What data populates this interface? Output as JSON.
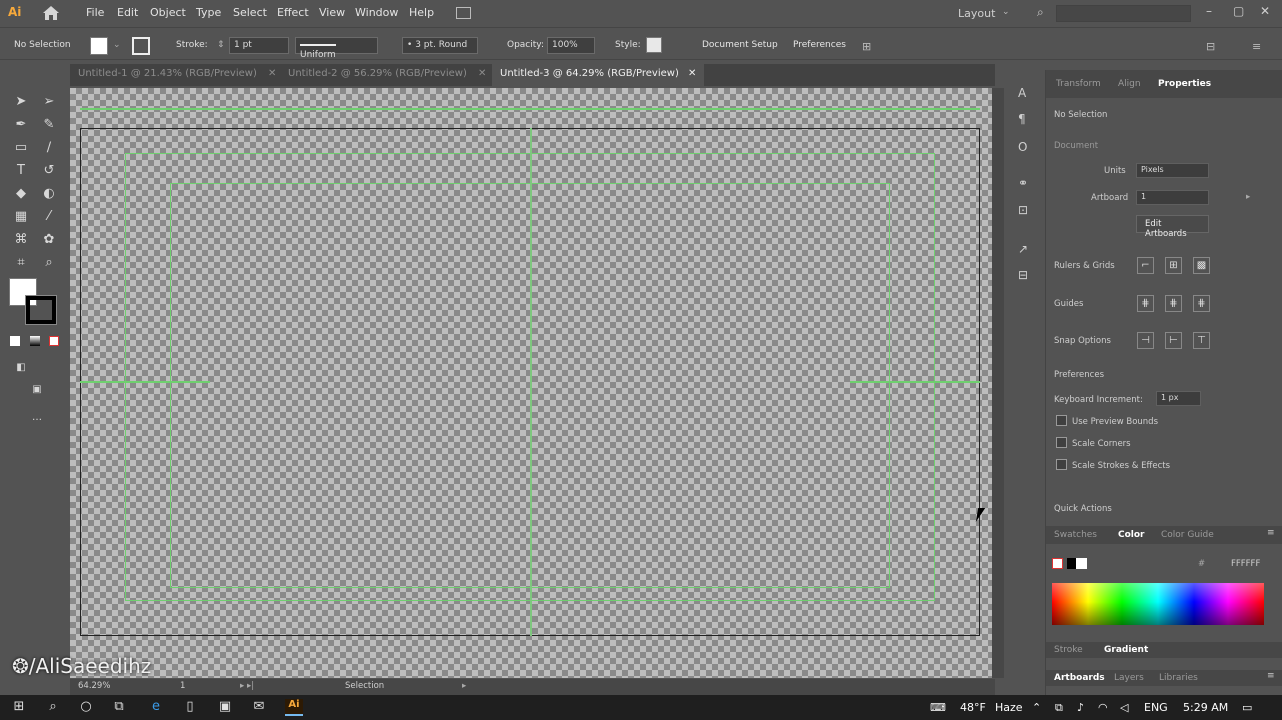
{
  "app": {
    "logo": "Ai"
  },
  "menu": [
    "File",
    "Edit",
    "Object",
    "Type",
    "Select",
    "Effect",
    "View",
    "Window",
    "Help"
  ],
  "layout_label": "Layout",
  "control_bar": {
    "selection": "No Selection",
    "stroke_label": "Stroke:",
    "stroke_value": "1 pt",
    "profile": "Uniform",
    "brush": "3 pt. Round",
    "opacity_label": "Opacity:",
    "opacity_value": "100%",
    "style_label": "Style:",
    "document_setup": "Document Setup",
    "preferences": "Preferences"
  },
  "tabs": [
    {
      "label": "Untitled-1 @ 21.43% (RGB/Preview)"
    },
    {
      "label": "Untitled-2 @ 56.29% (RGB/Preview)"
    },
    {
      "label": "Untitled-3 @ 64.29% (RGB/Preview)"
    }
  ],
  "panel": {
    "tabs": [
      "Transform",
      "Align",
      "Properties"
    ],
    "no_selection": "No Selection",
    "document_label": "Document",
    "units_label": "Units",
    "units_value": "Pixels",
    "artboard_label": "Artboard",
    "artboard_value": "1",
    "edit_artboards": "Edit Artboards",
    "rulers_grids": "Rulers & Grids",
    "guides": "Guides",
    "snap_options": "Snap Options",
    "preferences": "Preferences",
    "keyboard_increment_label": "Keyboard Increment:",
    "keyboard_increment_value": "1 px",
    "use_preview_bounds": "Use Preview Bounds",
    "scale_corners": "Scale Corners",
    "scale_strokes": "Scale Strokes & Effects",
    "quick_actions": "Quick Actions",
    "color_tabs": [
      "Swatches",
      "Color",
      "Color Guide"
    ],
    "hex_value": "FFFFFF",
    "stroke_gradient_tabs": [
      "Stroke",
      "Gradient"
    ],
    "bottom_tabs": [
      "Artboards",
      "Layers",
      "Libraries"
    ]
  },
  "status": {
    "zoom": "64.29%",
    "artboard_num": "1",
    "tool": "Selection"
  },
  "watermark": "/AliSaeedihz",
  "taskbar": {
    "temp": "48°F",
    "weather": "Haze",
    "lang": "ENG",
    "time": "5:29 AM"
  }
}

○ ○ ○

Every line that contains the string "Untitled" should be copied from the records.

      "label": "Untitled-1 @ 21.43% (RGB/Preview)"
      "label": "Untitled-2 @ 56.29% (RGB/Preview)"
      "label": "Untitled-3 @ 64.29% (RGB/Preview)"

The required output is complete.